I am a one-on-one tutor at the Aguilar Adult Learning Center where I spend 40-minute sessions with the same students each week. My students' ages, abilities and backgrounds vary greatly and but they are each extremely motivated to learn. In the morning, these students work with their teacher and other students for 2 hours. I see them in the afternoon, when they schedule time with me, to work specifically on reading that interests them and at the level they need.
Tommy is a middle-aged man who grew up in a rural part of the country, dropped out of school at a young age and began hustling the streets. He didn't see the point of staying in school, he told me, when he could make money. Eventually, many years and several cities later, his hustle got him into trouble. Today, he is mandatorily living at a facility for drug rehabilitation, with a community of people struggling to get along and remain drug-free. He tells me that his time at school is his best part of the week! Over time it has become clear that Tommy is indeed a good reader, but he sometimes lacks the self-confidence that he can succeed at reading.
When he and I first met, he made a point of showing me that he didn't know the phonetic sounds of letters. He wanted me to know that we were starting at the beginning. We first created an alphabet book with cut out pictures representing the sounds of each letter. Soon it became clear that he was able to read whole words. We would work on different worksheets together, starting with 3-letter words, rhyming words, and words with blended sounds.
The Adult Learning Center at the Aguilar Library has wonderful beginner reading materials that are geared to adults. We have read biographies of famous people, short stories on proper health care, and non-fiction books on the manufacture of ice cream and the production of ketchup. Most recently, we read a novel written on a 2nd grade level about a husband and wife who are having marital problems. Tommy proudly told me that this was the first chapter book he had ever read!
Miriam is a young woman who has been studying at Aguilar for a few years. She has a learning difficulty that probably never got diagnosed when she was a child in school. She has trouble with longer words, mixes up b's and d's, and sometimes guesses at the word before giving herself time to decipher it. Though she doesn't say this, I believe that she is intimidated by long words, so we work on breaking down the word into 3-letter sections, which are easier for her to read.
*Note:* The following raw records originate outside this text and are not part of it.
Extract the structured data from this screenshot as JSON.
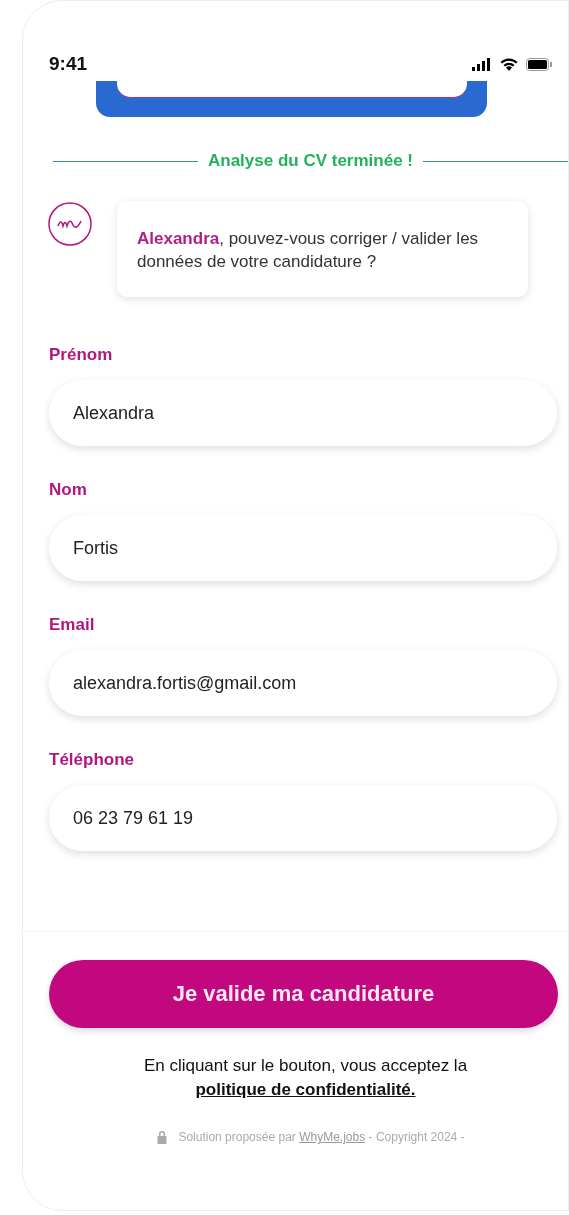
{
  "status_bar": {
    "time": "9:41"
  },
  "divider_label": "Analyse du CV terminée !",
  "message": {
    "text": "**Alexandra**, pouvez-vous corriger / valider les données de votre candidature ?"
  },
  "fields": [
    {
      "label": "Prénom",
      "value": "Alexandra"
    },
    {
      "label": "Nom",
      "value": "Fortis"
    },
    {
      "label": "Email",
      "value": "alexandra.fortis@gmail.com"
    },
    {
      "label": "Téléphone",
      "value": "06 23 79 61 19"
    }
  ],
  "submit_button": "Je valide ma candidature",
  "consent": {
    "text": "En cliquant sur le bouton, vous acceptez la",
    "link": "politique de confidentialité."
  },
  "footer": {
    "text": "Solution proposée par",
    "link": "WhyMe.jobs",
    "suffix": "- Copyright 2024 -"
  }
}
It is important for any student to have success with deciphering a word, so I try not to tell help her too much. Miriam became friends with another classmate, and told her she needed to meet her tutor. So now the three of us work together and the ladies take turns reading a chapter book and we discuss comprehension elements of the story. Sometimes we will do worksheet packets and writing exercises to help solidify reading concepts.
Andrew is a middle age man who comes to tutoring directly after his physical therapy sessions. He is paralyzed from a gun-shot wound that happened when he was 19. He too has a learning disability and tries to read too fast and not carefully enough, sometimes guessing at the word. We laugh often as I tell him he is an impatient man and needs to slow down. Indeed, he is very motivated to improve his reading abilities, and he never leaves Aguilar without checking out another book to take home and practice on his own. He tells me that he has discovered the joy of reading and learning about famous people and historic events.
My students take great pleasure in their reading and I am happy to help them build confidence in their abilities!
Leslie Gilstrap has been at the Aguilar Adult Learning Center since January 2013.
Winter registration for all students interested in Reading and Writing classes in Upper Manhattan will take place at the Harlem Library on Wednesday, January 15 at 1 p.m. and again at 6 p.m. The program information will be explained and each student will be invited to make an appointment for an interview and testing following the presentation.